**Directions:** Check every line of the data below for the word "JSON", then give only the number of lines that have it.

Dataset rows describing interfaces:
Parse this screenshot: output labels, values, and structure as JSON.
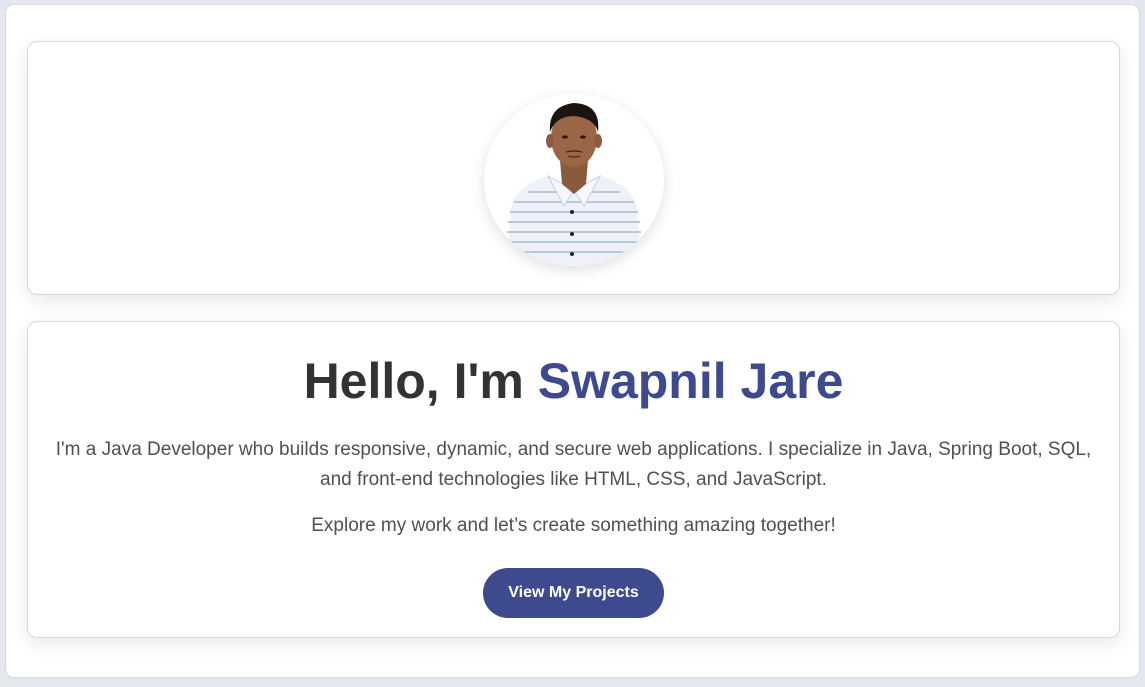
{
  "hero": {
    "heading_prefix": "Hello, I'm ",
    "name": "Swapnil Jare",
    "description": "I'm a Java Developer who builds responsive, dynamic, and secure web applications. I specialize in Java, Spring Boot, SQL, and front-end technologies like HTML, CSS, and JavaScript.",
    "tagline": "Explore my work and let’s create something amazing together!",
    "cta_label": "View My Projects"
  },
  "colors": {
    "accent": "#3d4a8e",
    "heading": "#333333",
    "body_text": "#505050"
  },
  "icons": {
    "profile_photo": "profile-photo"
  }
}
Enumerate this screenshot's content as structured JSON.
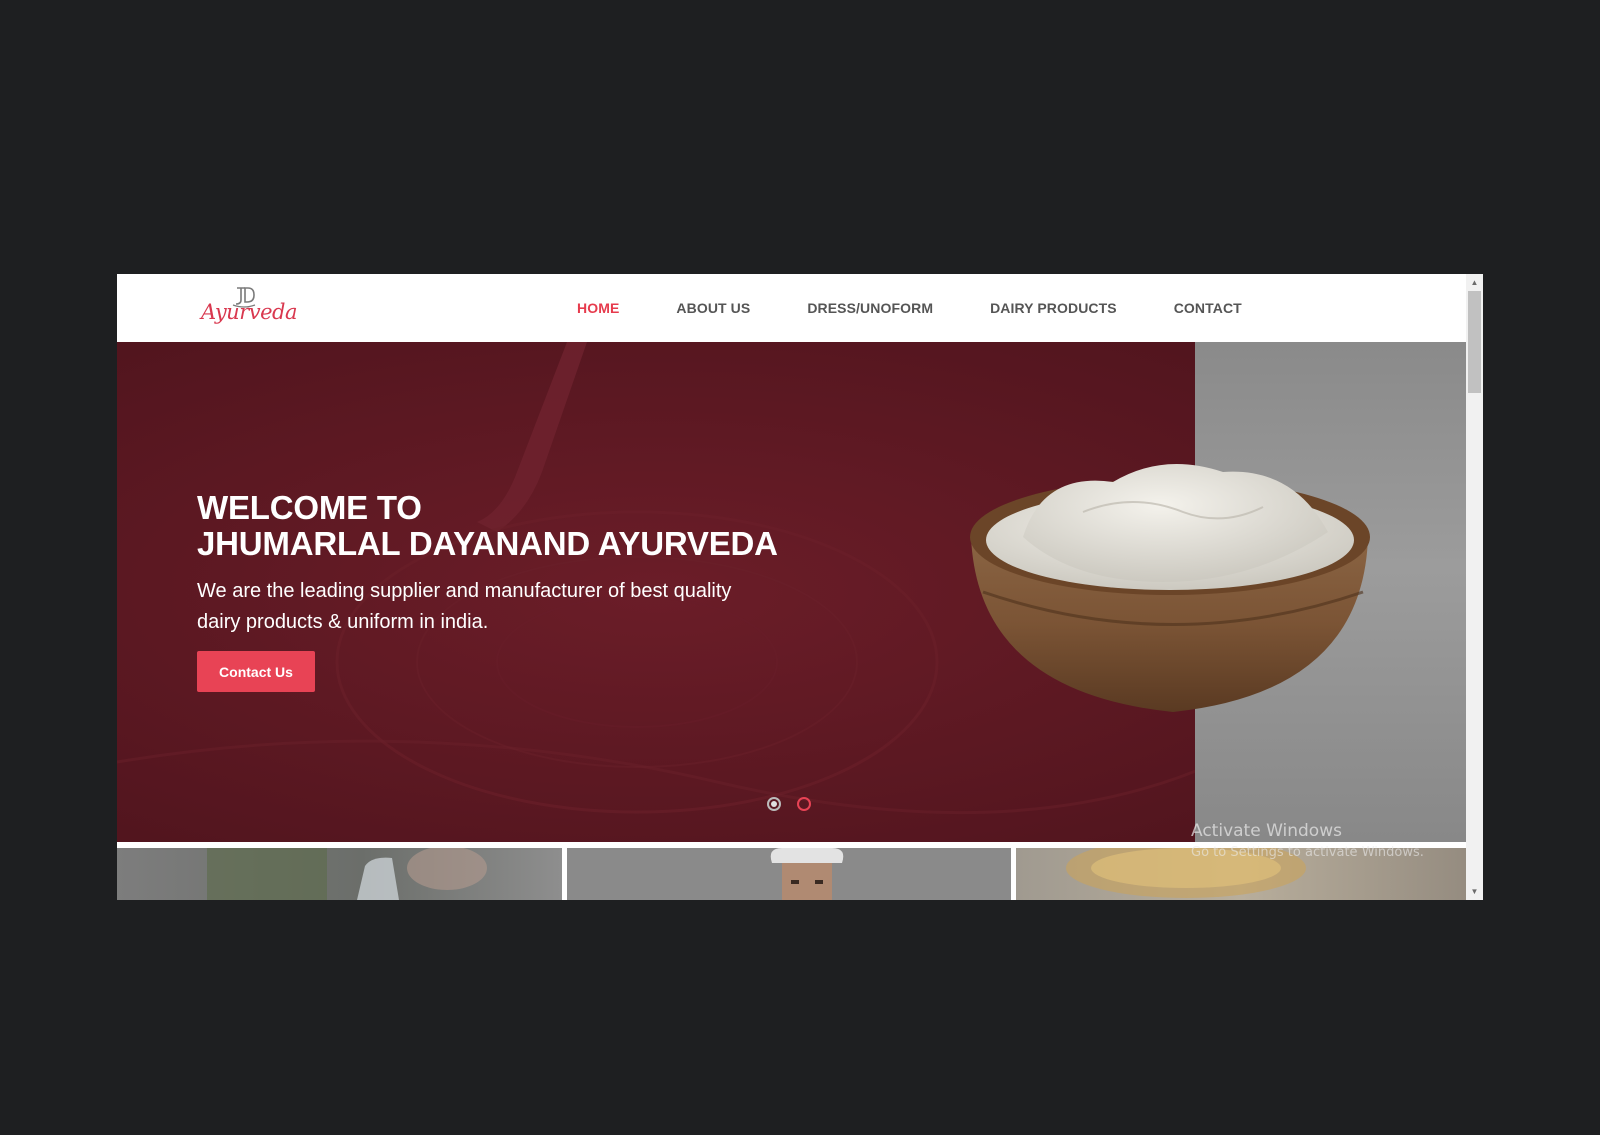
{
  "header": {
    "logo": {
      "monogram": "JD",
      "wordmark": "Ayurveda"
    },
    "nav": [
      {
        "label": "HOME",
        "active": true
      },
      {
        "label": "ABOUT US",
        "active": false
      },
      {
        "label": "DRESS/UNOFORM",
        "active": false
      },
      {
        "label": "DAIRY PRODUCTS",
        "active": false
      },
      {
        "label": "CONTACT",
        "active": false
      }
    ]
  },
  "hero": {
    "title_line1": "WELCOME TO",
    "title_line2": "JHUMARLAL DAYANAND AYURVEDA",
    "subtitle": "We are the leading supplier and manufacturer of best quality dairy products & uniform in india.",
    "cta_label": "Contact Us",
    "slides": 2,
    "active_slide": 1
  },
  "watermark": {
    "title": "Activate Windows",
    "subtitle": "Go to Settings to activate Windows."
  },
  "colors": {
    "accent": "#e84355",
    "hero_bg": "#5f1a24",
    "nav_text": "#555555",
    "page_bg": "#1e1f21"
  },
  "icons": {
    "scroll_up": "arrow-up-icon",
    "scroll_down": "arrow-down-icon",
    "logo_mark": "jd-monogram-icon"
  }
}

**The answer:** 2